*Assignment*
Only the lines from the line holding "Give me the" through the final line of the entries below are to be returned, exactly as they stand.

*Records shown*
------------------------------------

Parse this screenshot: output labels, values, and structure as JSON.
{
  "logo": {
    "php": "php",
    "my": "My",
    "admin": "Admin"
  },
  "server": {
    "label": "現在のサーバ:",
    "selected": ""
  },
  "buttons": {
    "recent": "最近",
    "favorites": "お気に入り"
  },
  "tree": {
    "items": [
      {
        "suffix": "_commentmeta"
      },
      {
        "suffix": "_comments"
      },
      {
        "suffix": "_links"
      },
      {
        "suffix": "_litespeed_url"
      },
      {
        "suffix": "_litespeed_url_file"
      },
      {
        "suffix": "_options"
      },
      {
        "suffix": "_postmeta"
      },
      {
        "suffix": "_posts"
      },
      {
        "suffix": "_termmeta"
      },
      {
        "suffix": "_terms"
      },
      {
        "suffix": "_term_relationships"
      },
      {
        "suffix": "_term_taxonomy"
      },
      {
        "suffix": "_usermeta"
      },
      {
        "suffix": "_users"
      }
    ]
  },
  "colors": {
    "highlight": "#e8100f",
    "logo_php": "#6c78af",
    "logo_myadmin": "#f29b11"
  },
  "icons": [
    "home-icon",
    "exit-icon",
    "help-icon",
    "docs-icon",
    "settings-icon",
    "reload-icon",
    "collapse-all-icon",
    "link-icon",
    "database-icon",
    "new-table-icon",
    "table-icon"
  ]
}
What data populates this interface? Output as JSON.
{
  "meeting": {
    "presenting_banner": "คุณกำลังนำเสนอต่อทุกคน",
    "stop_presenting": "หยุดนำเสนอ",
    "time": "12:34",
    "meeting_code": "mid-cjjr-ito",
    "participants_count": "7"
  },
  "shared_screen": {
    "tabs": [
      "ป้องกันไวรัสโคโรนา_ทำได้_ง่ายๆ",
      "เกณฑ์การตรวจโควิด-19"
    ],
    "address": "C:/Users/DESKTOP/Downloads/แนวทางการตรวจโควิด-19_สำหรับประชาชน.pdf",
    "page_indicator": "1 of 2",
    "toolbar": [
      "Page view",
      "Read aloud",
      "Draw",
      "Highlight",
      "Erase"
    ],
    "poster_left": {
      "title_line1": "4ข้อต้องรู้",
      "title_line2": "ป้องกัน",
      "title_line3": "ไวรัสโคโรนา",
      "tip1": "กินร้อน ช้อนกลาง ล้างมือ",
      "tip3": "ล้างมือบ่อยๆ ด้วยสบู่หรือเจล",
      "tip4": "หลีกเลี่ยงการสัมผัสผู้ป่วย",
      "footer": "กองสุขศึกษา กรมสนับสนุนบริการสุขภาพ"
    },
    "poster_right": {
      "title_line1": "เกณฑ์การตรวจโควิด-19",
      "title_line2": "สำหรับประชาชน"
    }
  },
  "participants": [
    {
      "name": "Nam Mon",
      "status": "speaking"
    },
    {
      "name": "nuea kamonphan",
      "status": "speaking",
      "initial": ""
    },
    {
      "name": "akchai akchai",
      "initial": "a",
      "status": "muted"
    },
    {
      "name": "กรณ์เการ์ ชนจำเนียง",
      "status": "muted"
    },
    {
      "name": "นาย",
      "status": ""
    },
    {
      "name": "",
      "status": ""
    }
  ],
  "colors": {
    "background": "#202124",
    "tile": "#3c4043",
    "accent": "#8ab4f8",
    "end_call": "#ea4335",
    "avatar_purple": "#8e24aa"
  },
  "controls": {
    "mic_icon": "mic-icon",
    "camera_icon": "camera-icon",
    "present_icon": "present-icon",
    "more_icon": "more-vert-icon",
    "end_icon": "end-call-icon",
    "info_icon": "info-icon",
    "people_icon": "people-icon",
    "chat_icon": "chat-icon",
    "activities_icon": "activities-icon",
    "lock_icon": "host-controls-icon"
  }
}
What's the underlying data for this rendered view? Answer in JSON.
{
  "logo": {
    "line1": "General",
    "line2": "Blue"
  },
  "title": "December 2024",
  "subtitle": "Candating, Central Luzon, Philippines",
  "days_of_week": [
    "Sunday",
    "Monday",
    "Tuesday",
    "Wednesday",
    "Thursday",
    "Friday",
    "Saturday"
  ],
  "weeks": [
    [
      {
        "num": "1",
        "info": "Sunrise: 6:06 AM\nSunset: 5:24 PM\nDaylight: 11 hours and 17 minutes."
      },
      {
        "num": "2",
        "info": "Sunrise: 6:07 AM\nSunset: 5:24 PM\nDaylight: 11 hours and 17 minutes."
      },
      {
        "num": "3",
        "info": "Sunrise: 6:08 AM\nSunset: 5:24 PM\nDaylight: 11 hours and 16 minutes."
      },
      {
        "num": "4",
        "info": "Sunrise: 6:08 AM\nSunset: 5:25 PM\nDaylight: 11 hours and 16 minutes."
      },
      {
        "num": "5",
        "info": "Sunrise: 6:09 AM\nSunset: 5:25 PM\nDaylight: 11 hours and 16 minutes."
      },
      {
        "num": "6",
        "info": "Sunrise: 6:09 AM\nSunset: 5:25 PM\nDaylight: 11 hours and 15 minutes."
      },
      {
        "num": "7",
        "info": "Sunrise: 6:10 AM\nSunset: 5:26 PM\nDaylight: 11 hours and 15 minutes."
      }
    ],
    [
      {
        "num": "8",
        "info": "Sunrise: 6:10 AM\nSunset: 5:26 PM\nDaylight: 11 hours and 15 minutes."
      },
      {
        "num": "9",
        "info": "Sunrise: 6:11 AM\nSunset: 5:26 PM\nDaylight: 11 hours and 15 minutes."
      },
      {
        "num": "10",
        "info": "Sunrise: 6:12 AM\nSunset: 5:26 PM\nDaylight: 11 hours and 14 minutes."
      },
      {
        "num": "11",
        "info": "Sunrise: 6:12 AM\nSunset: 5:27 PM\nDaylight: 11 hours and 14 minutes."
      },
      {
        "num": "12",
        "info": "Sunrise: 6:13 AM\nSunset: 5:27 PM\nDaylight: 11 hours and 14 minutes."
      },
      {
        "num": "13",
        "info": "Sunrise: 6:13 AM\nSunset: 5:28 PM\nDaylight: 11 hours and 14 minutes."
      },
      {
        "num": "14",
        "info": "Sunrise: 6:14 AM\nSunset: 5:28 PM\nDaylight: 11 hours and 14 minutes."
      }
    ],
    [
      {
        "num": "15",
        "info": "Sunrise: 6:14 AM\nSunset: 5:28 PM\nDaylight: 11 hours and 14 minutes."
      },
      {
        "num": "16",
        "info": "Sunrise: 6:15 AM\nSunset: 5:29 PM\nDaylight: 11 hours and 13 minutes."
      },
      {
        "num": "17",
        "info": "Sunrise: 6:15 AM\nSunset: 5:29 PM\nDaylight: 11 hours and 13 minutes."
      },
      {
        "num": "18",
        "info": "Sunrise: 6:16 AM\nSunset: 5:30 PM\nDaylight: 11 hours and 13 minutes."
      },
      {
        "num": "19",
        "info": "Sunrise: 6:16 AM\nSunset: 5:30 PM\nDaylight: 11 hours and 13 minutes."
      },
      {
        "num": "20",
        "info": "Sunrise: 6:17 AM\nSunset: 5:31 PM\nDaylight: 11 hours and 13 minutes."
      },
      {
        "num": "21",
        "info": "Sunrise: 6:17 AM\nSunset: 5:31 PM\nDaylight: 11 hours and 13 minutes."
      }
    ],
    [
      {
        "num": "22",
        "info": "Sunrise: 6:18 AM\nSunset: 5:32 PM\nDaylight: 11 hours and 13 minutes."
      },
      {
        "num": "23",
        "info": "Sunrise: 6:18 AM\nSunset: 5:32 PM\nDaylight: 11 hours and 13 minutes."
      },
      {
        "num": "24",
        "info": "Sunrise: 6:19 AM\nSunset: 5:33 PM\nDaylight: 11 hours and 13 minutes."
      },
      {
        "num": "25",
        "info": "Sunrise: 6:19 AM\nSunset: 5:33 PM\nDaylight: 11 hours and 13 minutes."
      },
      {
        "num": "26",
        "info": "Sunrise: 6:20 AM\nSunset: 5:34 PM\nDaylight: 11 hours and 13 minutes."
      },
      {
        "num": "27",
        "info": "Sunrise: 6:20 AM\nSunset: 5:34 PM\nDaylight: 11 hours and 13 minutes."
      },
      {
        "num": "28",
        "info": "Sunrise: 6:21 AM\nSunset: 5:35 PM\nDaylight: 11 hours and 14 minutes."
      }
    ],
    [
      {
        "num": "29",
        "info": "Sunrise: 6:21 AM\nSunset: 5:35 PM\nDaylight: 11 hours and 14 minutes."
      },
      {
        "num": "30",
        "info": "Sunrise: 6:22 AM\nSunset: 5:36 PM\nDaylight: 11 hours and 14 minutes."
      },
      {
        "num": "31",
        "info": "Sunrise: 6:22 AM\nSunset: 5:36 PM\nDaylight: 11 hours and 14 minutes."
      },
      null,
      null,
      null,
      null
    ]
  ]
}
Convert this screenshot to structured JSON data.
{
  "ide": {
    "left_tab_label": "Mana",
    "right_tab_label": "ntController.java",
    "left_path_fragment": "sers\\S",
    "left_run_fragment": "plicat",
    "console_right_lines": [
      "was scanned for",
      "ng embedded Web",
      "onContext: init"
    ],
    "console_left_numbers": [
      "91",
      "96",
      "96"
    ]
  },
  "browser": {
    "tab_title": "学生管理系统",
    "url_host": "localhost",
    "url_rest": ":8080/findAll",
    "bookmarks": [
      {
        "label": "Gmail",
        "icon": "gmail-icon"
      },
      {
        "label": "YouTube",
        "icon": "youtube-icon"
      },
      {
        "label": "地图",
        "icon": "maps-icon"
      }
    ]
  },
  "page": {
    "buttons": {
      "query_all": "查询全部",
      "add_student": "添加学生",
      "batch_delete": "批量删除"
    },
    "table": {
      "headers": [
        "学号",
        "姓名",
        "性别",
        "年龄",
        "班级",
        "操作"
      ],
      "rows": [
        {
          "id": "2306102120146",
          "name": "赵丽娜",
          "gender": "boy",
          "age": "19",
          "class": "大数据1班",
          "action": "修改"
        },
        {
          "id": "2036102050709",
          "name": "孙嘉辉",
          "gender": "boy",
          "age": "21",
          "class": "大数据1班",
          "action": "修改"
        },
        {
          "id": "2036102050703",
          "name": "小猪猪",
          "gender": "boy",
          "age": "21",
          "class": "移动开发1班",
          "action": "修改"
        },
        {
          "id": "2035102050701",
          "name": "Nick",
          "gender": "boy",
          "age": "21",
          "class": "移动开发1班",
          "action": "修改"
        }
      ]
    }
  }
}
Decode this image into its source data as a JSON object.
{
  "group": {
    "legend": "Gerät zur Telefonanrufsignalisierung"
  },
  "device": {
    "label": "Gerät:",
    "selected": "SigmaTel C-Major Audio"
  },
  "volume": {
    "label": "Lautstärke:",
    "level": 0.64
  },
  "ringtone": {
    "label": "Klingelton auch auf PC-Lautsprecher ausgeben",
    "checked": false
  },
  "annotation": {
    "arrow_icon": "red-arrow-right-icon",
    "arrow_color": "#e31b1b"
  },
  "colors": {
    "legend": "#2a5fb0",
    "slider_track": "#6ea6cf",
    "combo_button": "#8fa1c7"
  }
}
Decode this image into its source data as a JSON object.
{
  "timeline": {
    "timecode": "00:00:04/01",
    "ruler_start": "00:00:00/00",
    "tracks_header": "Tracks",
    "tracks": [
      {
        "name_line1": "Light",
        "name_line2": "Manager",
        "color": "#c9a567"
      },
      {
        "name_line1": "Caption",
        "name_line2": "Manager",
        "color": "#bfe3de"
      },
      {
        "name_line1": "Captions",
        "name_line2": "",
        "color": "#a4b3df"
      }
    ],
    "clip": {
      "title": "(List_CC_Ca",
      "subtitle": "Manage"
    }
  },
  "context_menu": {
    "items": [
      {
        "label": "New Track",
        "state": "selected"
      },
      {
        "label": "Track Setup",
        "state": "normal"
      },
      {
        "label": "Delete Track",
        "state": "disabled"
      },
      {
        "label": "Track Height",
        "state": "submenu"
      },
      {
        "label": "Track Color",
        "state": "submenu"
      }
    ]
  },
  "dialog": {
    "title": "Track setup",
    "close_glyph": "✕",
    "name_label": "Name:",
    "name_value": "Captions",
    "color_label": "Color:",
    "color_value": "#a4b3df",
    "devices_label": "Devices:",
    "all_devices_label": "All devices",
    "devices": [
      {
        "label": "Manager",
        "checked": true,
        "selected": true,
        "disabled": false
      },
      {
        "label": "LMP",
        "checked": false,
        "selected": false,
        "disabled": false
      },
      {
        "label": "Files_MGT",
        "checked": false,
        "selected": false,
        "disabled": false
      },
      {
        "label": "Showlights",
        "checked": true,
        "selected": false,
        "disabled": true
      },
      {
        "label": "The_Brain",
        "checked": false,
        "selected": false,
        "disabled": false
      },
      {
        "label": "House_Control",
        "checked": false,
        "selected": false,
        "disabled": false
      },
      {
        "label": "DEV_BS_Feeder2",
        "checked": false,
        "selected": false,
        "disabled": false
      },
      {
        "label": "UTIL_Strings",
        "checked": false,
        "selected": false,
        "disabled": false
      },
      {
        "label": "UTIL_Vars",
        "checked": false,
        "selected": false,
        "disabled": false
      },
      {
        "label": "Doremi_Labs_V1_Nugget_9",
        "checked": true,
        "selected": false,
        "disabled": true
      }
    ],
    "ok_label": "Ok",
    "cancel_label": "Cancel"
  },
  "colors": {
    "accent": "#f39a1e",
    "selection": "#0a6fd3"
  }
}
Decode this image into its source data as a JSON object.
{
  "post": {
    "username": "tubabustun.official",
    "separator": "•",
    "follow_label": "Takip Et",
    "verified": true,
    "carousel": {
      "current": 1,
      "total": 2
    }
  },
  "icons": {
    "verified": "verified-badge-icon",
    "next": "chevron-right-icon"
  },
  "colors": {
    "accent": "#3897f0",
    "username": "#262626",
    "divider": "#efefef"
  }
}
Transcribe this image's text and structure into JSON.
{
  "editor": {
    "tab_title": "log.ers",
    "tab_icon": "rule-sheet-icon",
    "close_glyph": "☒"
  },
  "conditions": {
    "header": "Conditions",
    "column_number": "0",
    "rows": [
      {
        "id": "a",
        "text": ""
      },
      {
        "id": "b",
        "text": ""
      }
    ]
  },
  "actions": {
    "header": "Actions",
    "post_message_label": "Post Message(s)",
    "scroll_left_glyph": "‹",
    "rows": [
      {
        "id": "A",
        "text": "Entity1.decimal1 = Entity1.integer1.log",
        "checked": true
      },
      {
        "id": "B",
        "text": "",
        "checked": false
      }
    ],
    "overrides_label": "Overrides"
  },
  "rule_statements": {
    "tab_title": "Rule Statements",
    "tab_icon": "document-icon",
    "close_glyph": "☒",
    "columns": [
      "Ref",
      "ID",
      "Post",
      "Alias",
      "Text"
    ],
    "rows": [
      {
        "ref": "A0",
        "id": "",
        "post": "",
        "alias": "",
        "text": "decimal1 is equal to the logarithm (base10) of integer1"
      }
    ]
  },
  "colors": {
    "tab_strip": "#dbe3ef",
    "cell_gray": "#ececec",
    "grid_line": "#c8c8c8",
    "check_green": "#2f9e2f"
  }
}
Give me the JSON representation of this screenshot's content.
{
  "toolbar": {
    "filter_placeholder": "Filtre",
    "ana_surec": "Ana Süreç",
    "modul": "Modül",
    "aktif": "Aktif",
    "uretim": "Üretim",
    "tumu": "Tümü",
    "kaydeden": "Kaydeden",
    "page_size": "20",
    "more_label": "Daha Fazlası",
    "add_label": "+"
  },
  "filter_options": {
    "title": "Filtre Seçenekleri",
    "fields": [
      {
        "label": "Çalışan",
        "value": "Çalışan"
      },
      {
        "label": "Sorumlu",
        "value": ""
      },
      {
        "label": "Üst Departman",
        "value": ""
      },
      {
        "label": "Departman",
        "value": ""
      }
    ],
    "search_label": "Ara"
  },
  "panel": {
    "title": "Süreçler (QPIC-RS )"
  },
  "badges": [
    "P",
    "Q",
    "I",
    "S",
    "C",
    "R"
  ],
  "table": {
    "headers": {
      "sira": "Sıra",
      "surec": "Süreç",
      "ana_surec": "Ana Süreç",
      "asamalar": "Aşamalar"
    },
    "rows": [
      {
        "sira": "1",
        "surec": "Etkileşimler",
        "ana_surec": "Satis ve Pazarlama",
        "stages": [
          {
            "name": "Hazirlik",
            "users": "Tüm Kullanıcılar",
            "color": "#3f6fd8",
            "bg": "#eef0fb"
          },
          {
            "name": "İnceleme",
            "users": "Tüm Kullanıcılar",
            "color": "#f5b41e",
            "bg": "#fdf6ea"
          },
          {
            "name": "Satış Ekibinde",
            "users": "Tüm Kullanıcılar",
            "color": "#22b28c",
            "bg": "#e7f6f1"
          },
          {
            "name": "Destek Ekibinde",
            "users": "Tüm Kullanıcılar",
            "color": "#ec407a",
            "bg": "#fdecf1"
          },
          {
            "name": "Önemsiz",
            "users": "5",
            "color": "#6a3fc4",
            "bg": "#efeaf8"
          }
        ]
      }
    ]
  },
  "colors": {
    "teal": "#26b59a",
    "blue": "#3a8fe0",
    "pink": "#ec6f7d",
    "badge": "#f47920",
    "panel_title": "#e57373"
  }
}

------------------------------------

*Result of the exercise*
Give me the JSON representation of this screenshot's content.
{
  "toolbar": {
    "filter_placeholder": "Filtre",
    "ana_surec": "Ana Süreç",
    "modul": "Modül",
    "aktif": "Aktif",
    "uretim": "Üretim",
    "tumu": "Tümü",
    "kaydeden": "Kaydeden",
    "page_size": "20",
    "more_label": "Daha Fazlası",
    "add_label": "+"
  },
  "filter_options": {
    "title": "Filtre Seçenekleri",
    "fields": [
      {
        "label": "Çalışan",
        "value": "Çalışan"
      },
      {
        "label": "Sorumlu",
        "value": ""
      },
      {
        "label": "Üst Departman",
        "value": ""
      },
      {
        "label": "Departman",
        "value": ""
      }
    ],
    "search_label": "Ara"
  },
  "panel": {
    "title": "Süreçler (QPIC-RS )"
  },
  "badges": [
    "P",
    "Q",
    "I",
    "S",
    "C",
    "R"
  ],
  "table": {
    "headers": {
      "sira": "Sıra",
      "surec": "Süreç",
      "ana_surec": "Ana Süreç",
      "asamalar": "Aşamalar"
    },
    "rows": [
      {
        "sira": "1",
        "surec": "Etkileşimler",
        "ana_surec": "Satis ve Pazarlama",
        "stages": [
          {
            "name": "Hazirlik",
            "users": "Tüm Kullanıcılar",
            "color": "#3f6fd8",
            "bg": "#eef0fb"
          },
          {
            "name": "İnceleme",
            "users": "Tüm Kullanıcılar",
            "color": "#f5b41e",
            "bg": "#fdf6ea"
          },
          {
            "name": "Satış Ekibinde",
            "users": "Tüm Kullanıcılar",
            "color": "#22b28c",
            "bg": "#e7f6f1"
          },
          {
            "name": "Destek Ekibinde",
            "users": "Tüm Kullanıcılar",
            "color": "#ec407a",
            "bg": "#fdecf1"
          },
          {
            "name": "Önemsiz",
            "users": "5",
            "color": "#6a3fc4",
            "bg": "#efeaf8"
          }
        ]
      }
    ]
  },
  "colors": {
    "teal": "#26b59a",
    "blue": "#3a8fe0",
    "pink": "#ec6f7d",
    "badge": "#f47920",
    "panel_title": "#e57373"
  }
}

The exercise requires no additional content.